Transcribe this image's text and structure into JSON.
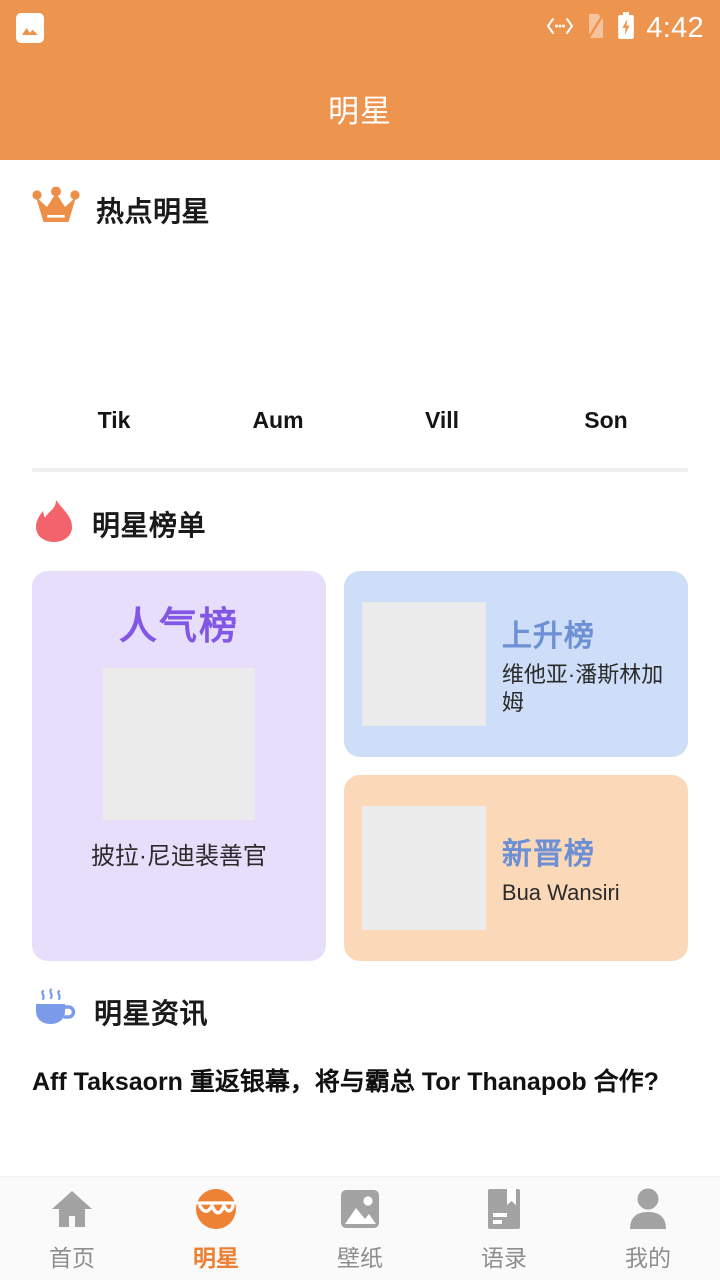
{
  "statusbar": {
    "notification_icon": "gallery-icon",
    "vpn_icon": "vpn-icon",
    "sim_icon": "no-sim-icon",
    "battery_icon": "battery-charging-icon",
    "time": "4:42"
  },
  "appbar": {
    "title": "明星"
  },
  "hot_stars": {
    "icon": "crown-icon",
    "heading": "热点明星",
    "items": [
      {
        "name": "Tik"
      },
      {
        "name": "Aum"
      },
      {
        "name": "Vill"
      },
      {
        "name": "Son"
      }
    ]
  },
  "rankings": {
    "icon": "flame-icon",
    "heading": "明星榜单",
    "popularity": {
      "title": "人气榜",
      "name": "披拉·尼迪裴善官",
      "bg_color": "#E7DEFB",
      "title_color": "#8257E6"
    },
    "rising": {
      "title": "上升榜",
      "name": "维他亚·潘斯林加姆",
      "bg_color": "#CEDEF8",
      "title_color": "#6D8FD4"
    },
    "newcomer": {
      "title": "新晋榜",
      "name": "Bua Wansiri",
      "bg_color": "#FBD9B8",
      "title_color": "#6D8FD4"
    }
  },
  "news": {
    "icon": "coffee-cup-icon",
    "heading": "明星资讯",
    "headline": "Aff Taksaorn 重返银幕，将与霸总 Tor Thanapob 合作?"
  },
  "bottom_nav": {
    "active_color": "#ED7F32",
    "inactive_color": "#8e8e8e",
    "items": [
      {
        "label": "首页",
        "icon": "home-icon"
      },
      {
        "label": "明星",
        "icon": "star-face-icon"
      },
      {
        "label": "壁纸",
        "icon": "image-icon"
      },
      {
        "label": "语录",
        "icon": "book-bookmark-icon"
      },
      {
        "label": "我的",
        "icon": "person-icon"
      }
    ]
  },
  "theme": {
    "header_color": "#ED944F",
    "accent": "#ED7F32"
  }
}
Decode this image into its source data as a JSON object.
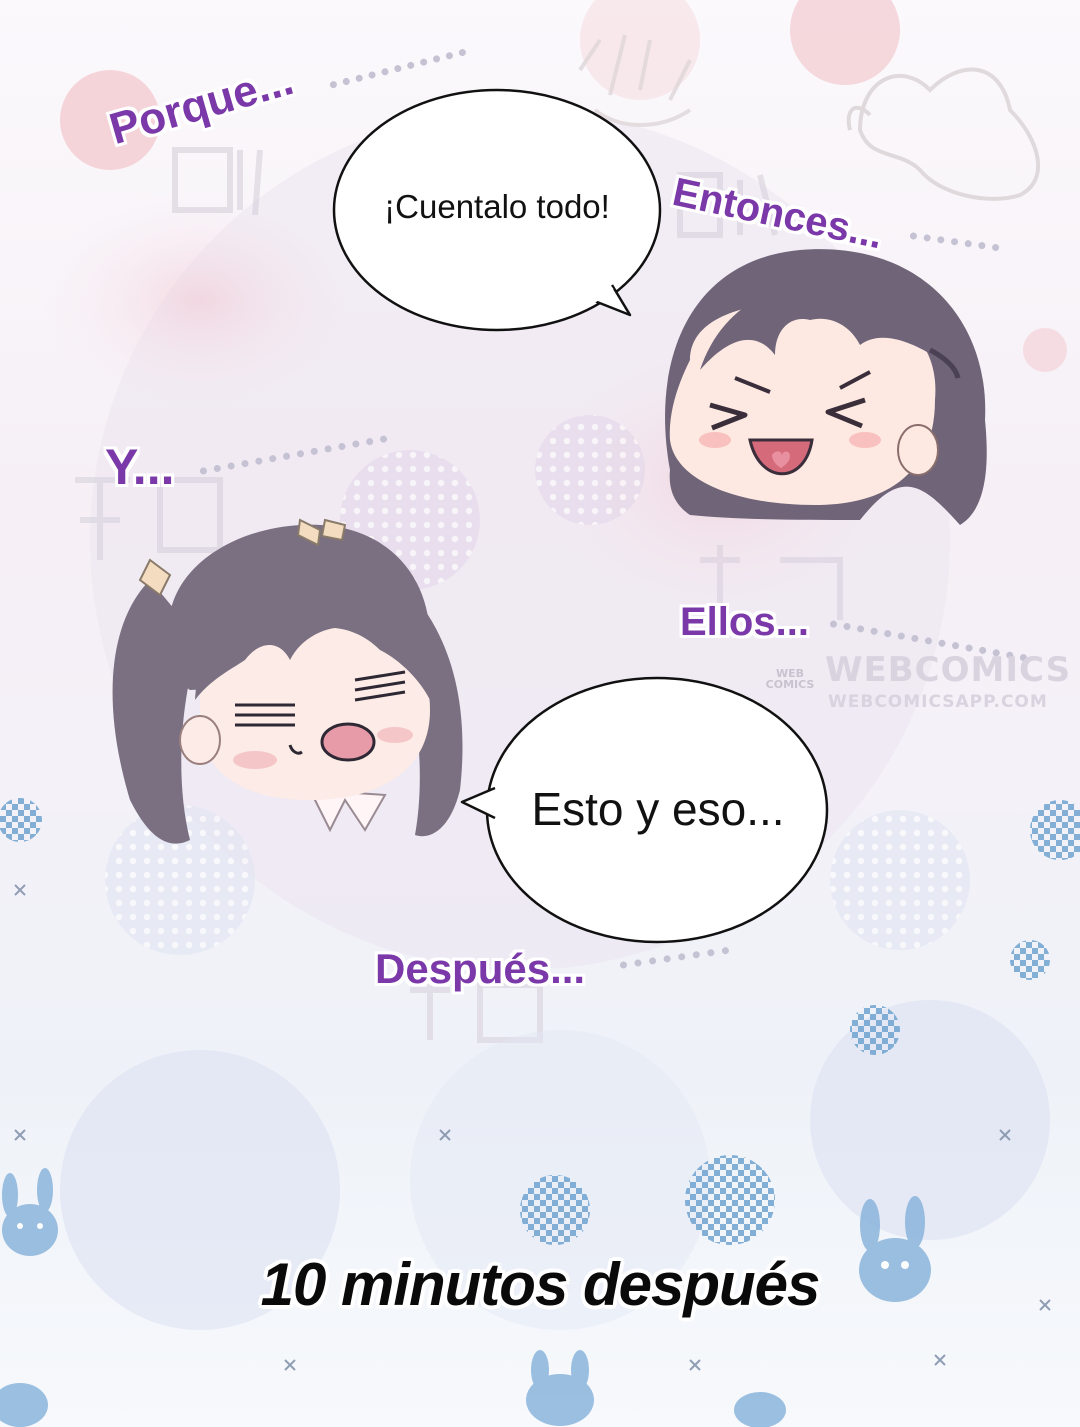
{
  "bubbles": {
    "top": "¡Cuentalo todo!",
    "bottom": "Esto y eso..."
  },
  "sfx": {
    "porque": "Porque...",
    "entonces": "Entonces...",
    "y": "Y...",
    "ellos": "Ellos...",
    "despues": "Después..."
  },
  "caption": "10 minutos después",
  "watermark": {
    "brand": "WEBCOMICS",
    "url": "WEBCOMICSAPP.COM",
    "badge": "WEB COMICS"
  },
  "colors": {
    "sfx_text": "#7a38a8",
    "bubble_fill": "#ffffff",
    "bubble_outline": "#111111",
    "hair": "#6f6577",
    "bunny_pattern": "#7fb0d8"
  },
  "icons": [
    "boy-chibi-face",
    "girl-chibi-face",
    "bunny-pattern-icon"
  ]
}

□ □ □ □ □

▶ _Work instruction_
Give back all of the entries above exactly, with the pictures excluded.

▶ _Final answer_
Transcribe this image's text and structure into JSON.
{
  "statusbar": {
    "notification_icon": "gallery-icon",
    "vpn_icon": "vpn-icon",
    "sim_icon": "no-sim-icon",
    "battery_icon": "battery-charging-icon",
    "time": "4:42"
  },
  "appbar": {
    "title": "明星"
  },
  "hot_stars": {
    "icon": "crown-icon",
    "heading": "热点明星",
    "items": [
      {
        "name": "Tik"
      },
      {
        "name": "Aum"
      },
      {
        "name": "Vill"
      },
      {
        "name": "Son"
      }
    ]
  },
  "rankings": {
    "icon": "flame-icon",
    "heading": "明星榜单",
    "popularity": {
      "title": "人气榜",
      "name": "披拉·尼迪裴善官",
      "bg_color": "#E7DEFB",
      "title_color": "#8257E6"
    },
    "rising": {
      "title": "上升榜",
      "name": "维他亚·潘斯林加姆",
      "bg_color": "#CEDEF8",
      "title_color": "#6D8FD4"
    },
    "newcomer": {
      "title": "新晋榜",
      "name": "Bua Wansiri",
      "bg_color": "#FBD9B8",
      "title_color": "#6D8FD4"
    }
  },
  "news": {
    "icon": "coffee-cup-icon",
    "heading": "明星资讯",
    "headline": "Aff Taksaorn 重返银幕，将与霸总 Tor Thanapob 合作?"
  },
  "bottom_nav": {
    "active_color": "#ED7F32",
    "inactive_color": "#8e8e8e",
    "items": [
      {
        "label": "首页",
        "icon": "home-icon"
      },
      {
        "label": "明星",
        "icon": "star-face-icon"
      },
      {
        "label": "壁纸",
        "icon": "image-icon"
      },
      {
        "label": "语录",
        "icon": "book-bookmark-icon"
      },
      {
        "label": "我的",
        "icon": "person-icon"
      }
    ]
  },
  "theme": {
    "header_color": "#ED944F",
    "accent": "#ED7F32"
  }
}
Decode this image into its source data as a JSON object.
{
  "bubbles": {
    "top": "¡Cuentalo todo!",
    "bottom": "Esto y eso..."
  },
  "sfx": {
    "porque": "Porque...",
    "entonces": "Entonces...",
    "y": "Y...",
    "ellos": "Ellos...",
    "despues": "Después..."
  },
  "caption": "10 minutos después",
  "watermark": {
    "brand": "WEBCOMICS",
    "url": "WEBCOMICSAPP.COM",
    "badge": "WEB COMICS"
  },
  "colors": {
    "sfx_text": "#7a38a8",
    "bubble_fill": "#ffffff",
    "bubble_outline": "#111111",
    "hair": "#6f6577",
    "bunny_pattern": "#7fb0d8"
  },
  "icons": [
    "boy-chibi-face",
    "girl-chibi-face",
    "bunny-pattern-icon"
  ]
}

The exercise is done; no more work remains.